===== DATA PROVIDED =====

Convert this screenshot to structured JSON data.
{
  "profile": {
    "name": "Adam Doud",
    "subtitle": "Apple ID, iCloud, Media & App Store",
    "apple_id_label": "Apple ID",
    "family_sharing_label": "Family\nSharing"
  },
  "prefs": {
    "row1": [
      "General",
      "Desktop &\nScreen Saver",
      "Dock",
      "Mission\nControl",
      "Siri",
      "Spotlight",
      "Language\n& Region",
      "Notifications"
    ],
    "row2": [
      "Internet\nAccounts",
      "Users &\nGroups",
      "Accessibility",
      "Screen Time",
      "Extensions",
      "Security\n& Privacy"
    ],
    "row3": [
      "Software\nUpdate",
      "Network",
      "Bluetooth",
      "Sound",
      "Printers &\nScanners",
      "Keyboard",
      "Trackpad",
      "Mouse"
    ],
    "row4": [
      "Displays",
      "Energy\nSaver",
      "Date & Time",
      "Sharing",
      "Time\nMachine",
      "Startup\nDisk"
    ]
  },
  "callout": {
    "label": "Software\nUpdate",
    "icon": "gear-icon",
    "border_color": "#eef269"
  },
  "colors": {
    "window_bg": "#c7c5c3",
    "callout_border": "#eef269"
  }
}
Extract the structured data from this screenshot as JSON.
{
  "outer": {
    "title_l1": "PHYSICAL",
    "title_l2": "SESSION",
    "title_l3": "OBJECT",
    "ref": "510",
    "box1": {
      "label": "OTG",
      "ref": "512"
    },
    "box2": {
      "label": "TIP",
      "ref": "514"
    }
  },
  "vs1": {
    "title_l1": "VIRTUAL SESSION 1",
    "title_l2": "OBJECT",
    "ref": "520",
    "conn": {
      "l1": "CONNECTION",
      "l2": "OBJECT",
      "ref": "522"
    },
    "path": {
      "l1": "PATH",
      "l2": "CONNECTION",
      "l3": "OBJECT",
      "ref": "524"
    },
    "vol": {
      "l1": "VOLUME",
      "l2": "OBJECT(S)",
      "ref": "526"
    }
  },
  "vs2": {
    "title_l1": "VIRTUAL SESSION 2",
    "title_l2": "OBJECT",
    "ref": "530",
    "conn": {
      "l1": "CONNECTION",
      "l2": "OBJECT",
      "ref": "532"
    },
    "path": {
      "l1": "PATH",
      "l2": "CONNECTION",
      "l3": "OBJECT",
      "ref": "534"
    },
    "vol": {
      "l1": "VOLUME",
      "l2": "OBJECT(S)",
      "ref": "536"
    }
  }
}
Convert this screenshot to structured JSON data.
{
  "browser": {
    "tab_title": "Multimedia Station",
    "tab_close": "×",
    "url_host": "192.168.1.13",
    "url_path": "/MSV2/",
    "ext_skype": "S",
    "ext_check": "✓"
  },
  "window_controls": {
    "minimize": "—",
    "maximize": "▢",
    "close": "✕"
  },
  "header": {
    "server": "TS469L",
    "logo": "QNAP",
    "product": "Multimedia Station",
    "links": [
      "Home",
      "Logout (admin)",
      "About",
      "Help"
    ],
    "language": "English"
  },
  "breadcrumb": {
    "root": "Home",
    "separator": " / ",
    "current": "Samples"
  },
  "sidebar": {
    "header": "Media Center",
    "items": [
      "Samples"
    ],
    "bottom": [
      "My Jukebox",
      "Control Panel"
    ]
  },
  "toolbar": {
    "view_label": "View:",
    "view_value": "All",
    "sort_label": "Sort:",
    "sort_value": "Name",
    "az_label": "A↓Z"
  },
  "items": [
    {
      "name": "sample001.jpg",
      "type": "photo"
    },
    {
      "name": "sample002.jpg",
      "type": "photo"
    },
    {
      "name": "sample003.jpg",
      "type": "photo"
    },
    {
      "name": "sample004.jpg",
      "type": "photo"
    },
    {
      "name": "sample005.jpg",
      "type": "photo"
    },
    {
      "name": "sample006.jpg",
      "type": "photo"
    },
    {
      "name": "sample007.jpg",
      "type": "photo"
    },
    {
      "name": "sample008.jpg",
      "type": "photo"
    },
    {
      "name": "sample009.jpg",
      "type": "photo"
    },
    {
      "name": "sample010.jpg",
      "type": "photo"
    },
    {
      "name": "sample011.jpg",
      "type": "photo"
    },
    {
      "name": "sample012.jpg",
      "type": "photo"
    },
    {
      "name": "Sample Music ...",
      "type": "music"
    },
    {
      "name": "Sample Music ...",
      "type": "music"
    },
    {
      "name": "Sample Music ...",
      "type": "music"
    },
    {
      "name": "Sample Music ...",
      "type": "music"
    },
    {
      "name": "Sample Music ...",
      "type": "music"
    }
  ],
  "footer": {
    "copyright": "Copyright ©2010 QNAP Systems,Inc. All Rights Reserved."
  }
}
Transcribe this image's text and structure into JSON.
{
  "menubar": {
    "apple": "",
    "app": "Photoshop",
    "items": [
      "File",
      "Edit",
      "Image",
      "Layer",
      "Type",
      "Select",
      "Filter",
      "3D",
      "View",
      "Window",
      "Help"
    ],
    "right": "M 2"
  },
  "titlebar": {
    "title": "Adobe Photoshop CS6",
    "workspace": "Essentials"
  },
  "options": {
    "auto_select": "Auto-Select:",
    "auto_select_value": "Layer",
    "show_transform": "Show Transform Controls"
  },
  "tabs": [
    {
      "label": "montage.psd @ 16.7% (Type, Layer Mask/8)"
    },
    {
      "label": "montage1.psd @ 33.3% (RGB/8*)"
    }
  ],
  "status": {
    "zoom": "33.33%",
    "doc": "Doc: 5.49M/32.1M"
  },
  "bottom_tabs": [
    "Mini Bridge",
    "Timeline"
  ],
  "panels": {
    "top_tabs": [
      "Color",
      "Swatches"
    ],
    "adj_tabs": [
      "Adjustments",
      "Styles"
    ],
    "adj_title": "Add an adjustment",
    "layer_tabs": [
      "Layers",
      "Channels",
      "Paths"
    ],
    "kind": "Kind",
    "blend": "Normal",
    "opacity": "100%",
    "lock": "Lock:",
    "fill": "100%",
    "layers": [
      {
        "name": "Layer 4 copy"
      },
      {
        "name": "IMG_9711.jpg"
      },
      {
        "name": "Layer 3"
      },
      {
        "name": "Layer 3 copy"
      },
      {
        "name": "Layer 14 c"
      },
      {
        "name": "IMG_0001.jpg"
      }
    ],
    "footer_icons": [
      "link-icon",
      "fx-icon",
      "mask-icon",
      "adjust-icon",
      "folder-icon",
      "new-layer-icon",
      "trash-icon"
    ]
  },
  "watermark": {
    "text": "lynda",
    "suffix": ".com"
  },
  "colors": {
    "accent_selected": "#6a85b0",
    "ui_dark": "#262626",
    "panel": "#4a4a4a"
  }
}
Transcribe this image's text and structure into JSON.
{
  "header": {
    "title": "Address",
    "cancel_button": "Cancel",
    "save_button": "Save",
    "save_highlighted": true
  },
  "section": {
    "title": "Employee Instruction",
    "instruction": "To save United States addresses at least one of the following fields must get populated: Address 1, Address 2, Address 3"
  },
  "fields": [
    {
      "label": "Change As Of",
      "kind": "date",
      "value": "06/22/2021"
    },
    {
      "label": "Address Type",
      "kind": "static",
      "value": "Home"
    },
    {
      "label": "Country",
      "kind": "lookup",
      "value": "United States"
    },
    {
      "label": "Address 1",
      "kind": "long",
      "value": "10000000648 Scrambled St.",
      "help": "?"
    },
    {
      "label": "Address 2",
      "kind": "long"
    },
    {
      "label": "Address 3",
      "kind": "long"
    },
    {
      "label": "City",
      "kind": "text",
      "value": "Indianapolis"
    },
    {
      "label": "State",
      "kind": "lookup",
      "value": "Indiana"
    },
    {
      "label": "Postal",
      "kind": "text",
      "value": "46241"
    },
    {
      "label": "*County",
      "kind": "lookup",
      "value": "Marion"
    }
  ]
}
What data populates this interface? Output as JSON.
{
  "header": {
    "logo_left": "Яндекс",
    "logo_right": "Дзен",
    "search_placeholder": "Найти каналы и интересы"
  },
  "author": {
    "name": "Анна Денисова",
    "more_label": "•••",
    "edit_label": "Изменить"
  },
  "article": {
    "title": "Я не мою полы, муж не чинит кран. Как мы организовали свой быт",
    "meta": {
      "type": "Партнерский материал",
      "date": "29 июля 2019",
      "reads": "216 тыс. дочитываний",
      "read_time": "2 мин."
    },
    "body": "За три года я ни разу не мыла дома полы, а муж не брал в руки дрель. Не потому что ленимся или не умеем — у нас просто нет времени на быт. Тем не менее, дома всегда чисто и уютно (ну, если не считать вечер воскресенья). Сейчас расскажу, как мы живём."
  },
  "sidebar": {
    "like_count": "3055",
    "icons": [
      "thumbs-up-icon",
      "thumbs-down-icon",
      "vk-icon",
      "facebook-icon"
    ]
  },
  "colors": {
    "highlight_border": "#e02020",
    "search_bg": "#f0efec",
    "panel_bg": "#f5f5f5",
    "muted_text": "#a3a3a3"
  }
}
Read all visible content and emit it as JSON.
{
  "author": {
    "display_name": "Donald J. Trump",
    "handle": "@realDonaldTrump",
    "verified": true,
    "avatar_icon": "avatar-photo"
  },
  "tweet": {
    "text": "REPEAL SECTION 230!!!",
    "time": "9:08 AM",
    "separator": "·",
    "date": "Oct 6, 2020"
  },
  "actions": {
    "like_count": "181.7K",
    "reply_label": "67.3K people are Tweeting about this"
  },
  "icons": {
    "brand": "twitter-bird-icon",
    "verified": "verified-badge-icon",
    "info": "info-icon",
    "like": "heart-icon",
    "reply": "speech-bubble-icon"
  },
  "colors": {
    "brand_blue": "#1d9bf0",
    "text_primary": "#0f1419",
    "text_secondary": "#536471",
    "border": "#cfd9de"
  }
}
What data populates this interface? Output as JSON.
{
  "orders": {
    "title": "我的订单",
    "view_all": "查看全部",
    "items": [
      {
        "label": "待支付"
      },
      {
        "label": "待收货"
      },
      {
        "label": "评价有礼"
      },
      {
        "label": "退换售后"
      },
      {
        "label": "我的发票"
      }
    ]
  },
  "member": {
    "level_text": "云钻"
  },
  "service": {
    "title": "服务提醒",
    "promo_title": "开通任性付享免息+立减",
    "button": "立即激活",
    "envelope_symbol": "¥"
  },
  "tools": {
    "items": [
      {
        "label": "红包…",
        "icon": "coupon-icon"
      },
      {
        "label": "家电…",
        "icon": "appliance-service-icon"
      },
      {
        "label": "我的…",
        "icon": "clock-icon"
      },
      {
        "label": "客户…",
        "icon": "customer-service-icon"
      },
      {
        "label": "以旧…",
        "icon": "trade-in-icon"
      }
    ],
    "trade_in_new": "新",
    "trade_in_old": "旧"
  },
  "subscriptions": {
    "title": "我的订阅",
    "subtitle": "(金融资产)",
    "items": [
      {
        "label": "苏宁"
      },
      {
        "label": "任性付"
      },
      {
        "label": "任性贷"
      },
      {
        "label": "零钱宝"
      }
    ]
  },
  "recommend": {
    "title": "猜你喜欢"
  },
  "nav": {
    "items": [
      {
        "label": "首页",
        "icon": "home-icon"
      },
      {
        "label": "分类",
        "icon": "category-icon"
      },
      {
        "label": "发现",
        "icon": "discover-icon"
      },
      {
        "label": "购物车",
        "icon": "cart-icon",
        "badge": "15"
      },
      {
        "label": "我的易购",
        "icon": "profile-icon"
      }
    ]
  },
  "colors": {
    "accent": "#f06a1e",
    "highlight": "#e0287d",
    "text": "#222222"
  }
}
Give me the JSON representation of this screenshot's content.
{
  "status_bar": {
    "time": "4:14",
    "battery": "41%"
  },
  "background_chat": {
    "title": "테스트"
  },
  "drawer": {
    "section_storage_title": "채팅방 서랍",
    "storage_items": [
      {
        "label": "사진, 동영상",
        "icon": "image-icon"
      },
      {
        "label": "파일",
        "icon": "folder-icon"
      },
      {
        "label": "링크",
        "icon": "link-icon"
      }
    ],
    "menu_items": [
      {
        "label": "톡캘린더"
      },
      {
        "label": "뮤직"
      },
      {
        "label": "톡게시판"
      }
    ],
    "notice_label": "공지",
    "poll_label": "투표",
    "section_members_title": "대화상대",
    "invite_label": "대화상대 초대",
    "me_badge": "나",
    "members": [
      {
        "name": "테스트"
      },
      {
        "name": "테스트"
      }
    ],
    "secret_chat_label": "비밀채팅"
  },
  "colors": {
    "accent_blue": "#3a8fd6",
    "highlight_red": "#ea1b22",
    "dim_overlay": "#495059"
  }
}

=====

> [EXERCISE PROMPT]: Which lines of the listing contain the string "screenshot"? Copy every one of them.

> [RESPONSE AREA]:
Convert this screenshot to structured JSON data.
Extract the structured data from this screenshot as JSON.
Convert this screenshot to structured JSON data.
Give me the JSON representation of this screenshot's content.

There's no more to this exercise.